Visiting Bath (a delightful spa town and World Heritage Site in South West England) last Saturday, I took the opportunity to explore the wonderful independent book shop Topping & Co. Whilst browsing the titles, I came across a group of staff assembling a new display of the ‘Penguin, Little Black Classic Books’. The publisher are celebrating their eightieth year with a collection of eighty titles. A broad appealing range includes over forty different translations. As the smiling staff member pointed out to me, each one costs only eighty pence ($1.20): ‘the third of a price of coffee’.
I scanned my eye across the collection. There was a booklet containing the letters of Mozart to his father, a short story by Dostoevsky, the Communist Manifesto. My eyes were drawn to a white Buddha image clearly printed on a black cover. The Dhammapada. The final book of the collection. An apt conclusion for the series. Penguin signing off with a succinct, practical guide book for the mind.
I studied Buddhism without any prior knowledge of self-help, only the foundation of an academic study of Western philosophy. After attending several classes it became clear that I was being offered a practical method to transform my busy mind into a place of peace. Most appealing was the relaxed delivery by the speaker: ‘try this technique and if it works in your life, then keep practicing it, if not, leave it to one side’ – no pressure, no agenda.
Buddha is often described as a doctor and his writings as the medicine to reduce the problems in our mind.
In the very first paragraph of the Dhammapada, Buddha states:
‘What we are today comes from our thoughts of yesterday and our present thoughts build our life tomorrow, our life is the creation of our mind.’
Taking the book off the display, I retreated into a corner of the shop, pausing for a few moments and quietly reflected upon these opening words, allowing myself to be be drawn into a natural, existential experience. A letting go. The busy mind slowing down with the appreciation that life is not dissimilar to a dream. My mind relaxed and found contentment in that moment.
Thousands of self-help manuals come out each year. Although it may not be explicitly stated, many of them are inspired by this short line. Knowing ones history can be encouraging and inspiring, especially learning where our knowledge and wisdom originates. The rapid growth of Mindfulness has inspired many people to challenge their busy minds and try to live in the moment. If you scratch beneath the surface of this modern advice you will see the influence of the Dhammapada.

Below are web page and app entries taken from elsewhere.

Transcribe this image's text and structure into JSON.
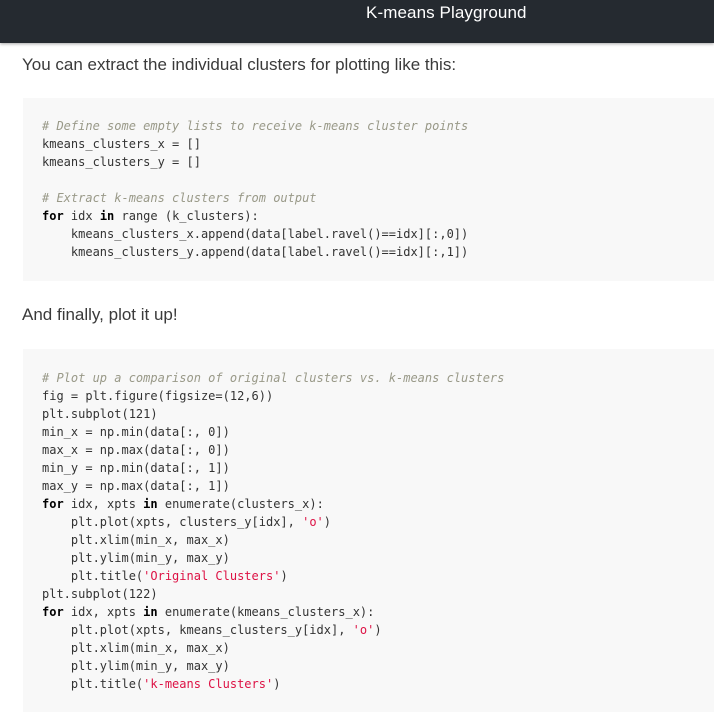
{
  "header": {
    "title": "K-means Playground"
  },
  "paragraphs": {
    "intro": "You can extract the individual clusters for plotting like this:",
    "finally": "And finally, plot it up!"
  },
  "code1": {
    "lines": [
      [
        {
          "t": "# Define some empty lists to receive k-means cluster points",
          "k": "comment"
        }
      ],
      [
        {
          "t": "kmeans_clusters_x = []",
          "k": "plain"
        }
      ],
      [
        {
          "t": "kmeans_clusters_y = []",
          "k": "plain"
        }
      ],
      [],
      [
        {
          "t": "# Extract k-means clusters from output",
          "k": "comment"
        }
      ],
      [
        {
          "t": "for",
          "k": "kw"
        },
        {
          "t": " idx ",
          "k": "plain"
        },
        {
          "t": "in",
          "k": "kw"
        },
        {
          "t": " range (k_clusters):",
          "k": "plain"
        }
      ],
      [
        {
          "t": "    kmeans_clusters_x.append(data[label.ravel()==idx][:,0])",
          "k": "plain"
        }
      ],
      [
        {
          "t": "    kmeans_clusters_y.append(data[label.ravel()==idx][:,1])",
          "k": "plain"
        }
      ]
    ]
  },
  "code2": {
    "lines": [
      [
        {
          "t": "# Plot up a comparison of original clusters vs. k-means clusters",
          "k": "comment"
        }
      ],
      [
        {
          "t": "fig = plt.figure(figsize=(12,6))",
          "k": "plain"
        }
      ],
      [
        {
          "t": "plt.subplot(121)",
          "k": "plain"
        }
      ],
      [
        {
          "t": "min_x = np.min(data[:, 0])",
          "k": "plain"
        }
      ],
      [
        {
          "t": "max_x = np.max(data[:, 0])",
          "k": "plain"
        }
      ],
      [
        {
          "t": "min_y = np.min(data[:, 1])",
          "k": "plain"
        }
      ],
      [
        {
          "t": "max_y = np.max(data[:, 1])",
          "k": "plain"
        }
      ],
      [
        {
          "t": "for",
          "k": "kw"
        },
        {
          "t": " idx, xpts ",
          "k": "plain"
        },
        {
          "t": "in",
          "k": "kw"
        },
        {
          "t": " enumerate(clusters_x):",
          "k": "plain"
        }
      ],
      [
        {
          "t": "    plt.plot(xpts, clusters_y[idx], ",
          "k": "plain"
        },
        {
          "t": "'o'",
          "k": "str"
        },
        {
          "t": ")",
          "k": "plain"
        }
      ],
      [
        {
          "t": "    plt.xlim(min_x, max_x)",
          "k": "plain"
        }
      ],
      [
        {
          "t": "    plt.ylim(min_y, max_y)",
          "k": "plain"
        }
      ],
      [
        {
          "t": "    plt.title(",
          "k": "plain"
        },
        {
          "t": "'Original Clusters'",
          "k": "str"
        },
        {
          "t": ")",
          "k": "plain"
        }
      ],
      [
        {
          "t": "plt.subplot(122)",
          "k": "plain"
        }
      ],
      [
        {
          "t": "for",
          "k": "kw"
        },
        {
          "t": " idx, xpts ",
          "k": "plain"
        },
        {
          "t": "in",
          "k": "kw"
        },
        {
          "t": " enumerate(kmeans_clusters_x):",
          "k": "plain"
        }
      ],
      [
        {
          "t": "    plt.plot(xpts, kmeans_clusters_y[idx], ",
          "k": "plain"
        },
        {
          "t": "'o'",
          "k": "str"
        },
        {
          "t": ")",
          "k": "plain"
        }
      ],
      [
        {
          "t": "    plt.xlim(min_x, max_x)",
          "k": "plain"
        }
      ],
      [
        {
          "t": "    plt.ylim(min_y, max_y)",
          "k": "plain"
        }
      ],
      [
        {
          "t": "    plt.title(",
          "k": "plain"
        },
        {
          "t": "'k-means Clusters'",
          "k": "str"
        },
        {
          "t": ")",
          "k": "plain"
        }
      ]
    ]
  },
  "colors": {
    "header_bg": "#252a30",
    "code_bg": "#f8f8f8",
    "comment": "#999988",
    "string": "#d14"
  }
}
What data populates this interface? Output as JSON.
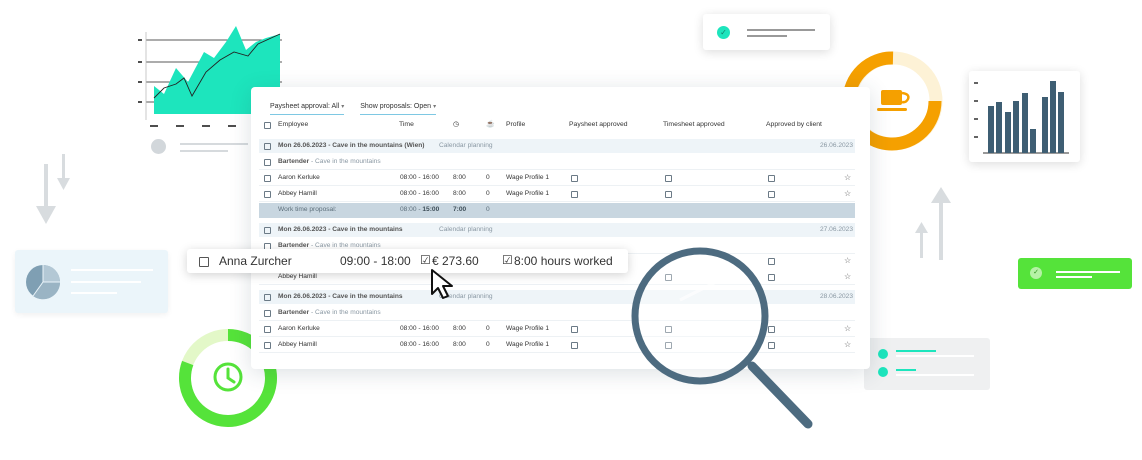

If we benefit from Mindfulness and Meditation then spending time with this text is like offering an appreciative nod to the founder of a tradition that is helping us to find peace, calm and happiness; transform our relationships and bringing sanity into our mind and world.
When you are first guided through a Meditation at any class, workshop, yoga studio, retreat, or via a mobile app, you are being presented with an activity of mind that has been engaged in for thousands of years. A timeless, transformative training, that potentially can become your most important life skill.
The Dhammapada is not so much the wild elephant in the room of the self-help and Mindfulness boom, but the Buddha in the room that is, has and will, bring peace into the lives of many people from generation to generation.
Hot off the shelf, I purchased the little black book and walked out into the cool, winter evening of Bath, placing into my pocket four-hundred and twenty-three ancient aphorisms on endurance, self control and joyful living.
We can skim through this booklet, being briefly inspired, but then just return to our life as normal. Or we can take the time to savor these timeless words of advice, like a fine wine: gently swill around the mind, sample the body, tone and note, giving our self the mind space to enjoy their peaceful effect.